__Material to process__
* * *

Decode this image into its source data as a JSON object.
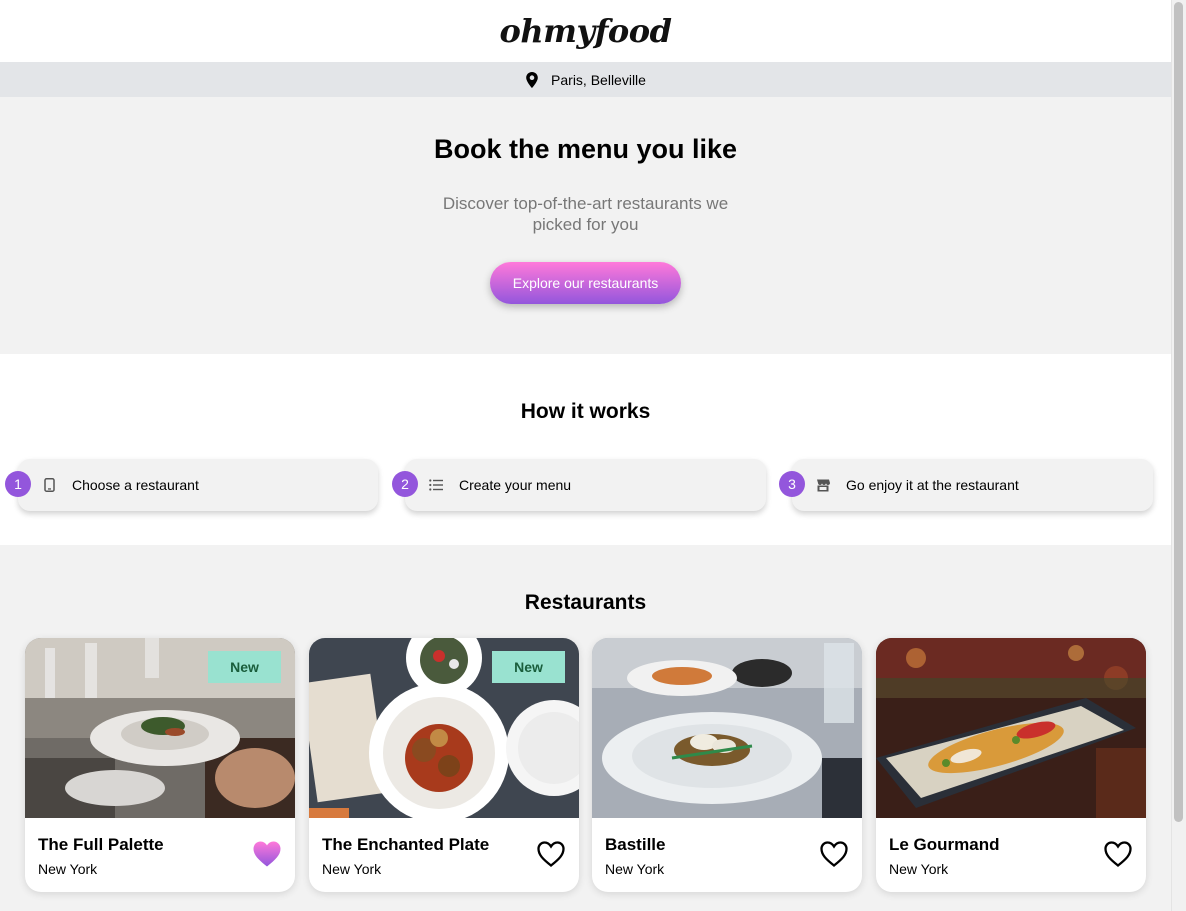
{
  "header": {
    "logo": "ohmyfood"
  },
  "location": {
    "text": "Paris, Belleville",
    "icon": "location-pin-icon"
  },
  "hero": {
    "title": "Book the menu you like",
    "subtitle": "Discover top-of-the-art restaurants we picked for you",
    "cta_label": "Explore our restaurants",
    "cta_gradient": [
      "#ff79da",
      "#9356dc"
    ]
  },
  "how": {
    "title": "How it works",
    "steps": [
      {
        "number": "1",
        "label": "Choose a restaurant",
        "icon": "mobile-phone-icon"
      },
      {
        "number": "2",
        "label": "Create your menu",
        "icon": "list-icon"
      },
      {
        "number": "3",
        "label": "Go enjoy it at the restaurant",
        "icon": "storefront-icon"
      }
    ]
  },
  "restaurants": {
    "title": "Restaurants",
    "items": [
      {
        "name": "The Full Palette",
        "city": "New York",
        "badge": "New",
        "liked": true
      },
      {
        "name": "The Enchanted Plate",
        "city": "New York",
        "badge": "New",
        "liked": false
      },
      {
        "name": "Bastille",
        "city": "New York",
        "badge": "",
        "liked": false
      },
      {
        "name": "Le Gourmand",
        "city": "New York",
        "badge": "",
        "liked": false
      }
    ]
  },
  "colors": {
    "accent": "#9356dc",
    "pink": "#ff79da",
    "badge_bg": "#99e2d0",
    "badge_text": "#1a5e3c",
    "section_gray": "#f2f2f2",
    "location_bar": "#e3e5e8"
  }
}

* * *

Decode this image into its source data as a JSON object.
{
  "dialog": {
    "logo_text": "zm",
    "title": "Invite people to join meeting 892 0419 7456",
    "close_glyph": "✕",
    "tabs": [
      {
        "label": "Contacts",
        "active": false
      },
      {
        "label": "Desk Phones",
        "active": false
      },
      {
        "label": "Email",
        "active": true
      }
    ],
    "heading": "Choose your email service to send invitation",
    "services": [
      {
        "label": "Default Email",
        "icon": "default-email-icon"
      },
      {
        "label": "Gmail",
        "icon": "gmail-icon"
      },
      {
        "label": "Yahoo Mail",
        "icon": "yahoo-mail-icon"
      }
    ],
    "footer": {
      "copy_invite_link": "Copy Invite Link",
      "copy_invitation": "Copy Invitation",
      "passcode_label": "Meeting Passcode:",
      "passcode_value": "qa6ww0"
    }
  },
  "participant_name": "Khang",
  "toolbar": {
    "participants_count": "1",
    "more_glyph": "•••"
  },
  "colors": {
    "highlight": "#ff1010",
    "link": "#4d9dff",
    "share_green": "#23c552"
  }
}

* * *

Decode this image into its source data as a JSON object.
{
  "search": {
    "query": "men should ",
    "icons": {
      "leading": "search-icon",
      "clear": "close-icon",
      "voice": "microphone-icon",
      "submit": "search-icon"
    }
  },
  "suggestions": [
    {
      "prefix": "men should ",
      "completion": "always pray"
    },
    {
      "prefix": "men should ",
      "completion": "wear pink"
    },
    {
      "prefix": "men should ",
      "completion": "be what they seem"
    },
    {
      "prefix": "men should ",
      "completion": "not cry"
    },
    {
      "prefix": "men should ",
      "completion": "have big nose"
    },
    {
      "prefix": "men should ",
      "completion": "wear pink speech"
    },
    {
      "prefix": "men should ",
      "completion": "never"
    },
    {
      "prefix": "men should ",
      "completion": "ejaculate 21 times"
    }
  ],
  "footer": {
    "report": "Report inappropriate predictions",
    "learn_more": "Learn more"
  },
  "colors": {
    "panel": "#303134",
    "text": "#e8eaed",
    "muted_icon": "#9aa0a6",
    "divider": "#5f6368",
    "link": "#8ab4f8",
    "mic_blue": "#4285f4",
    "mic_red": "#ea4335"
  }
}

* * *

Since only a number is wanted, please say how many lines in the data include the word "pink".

__Task solution__
3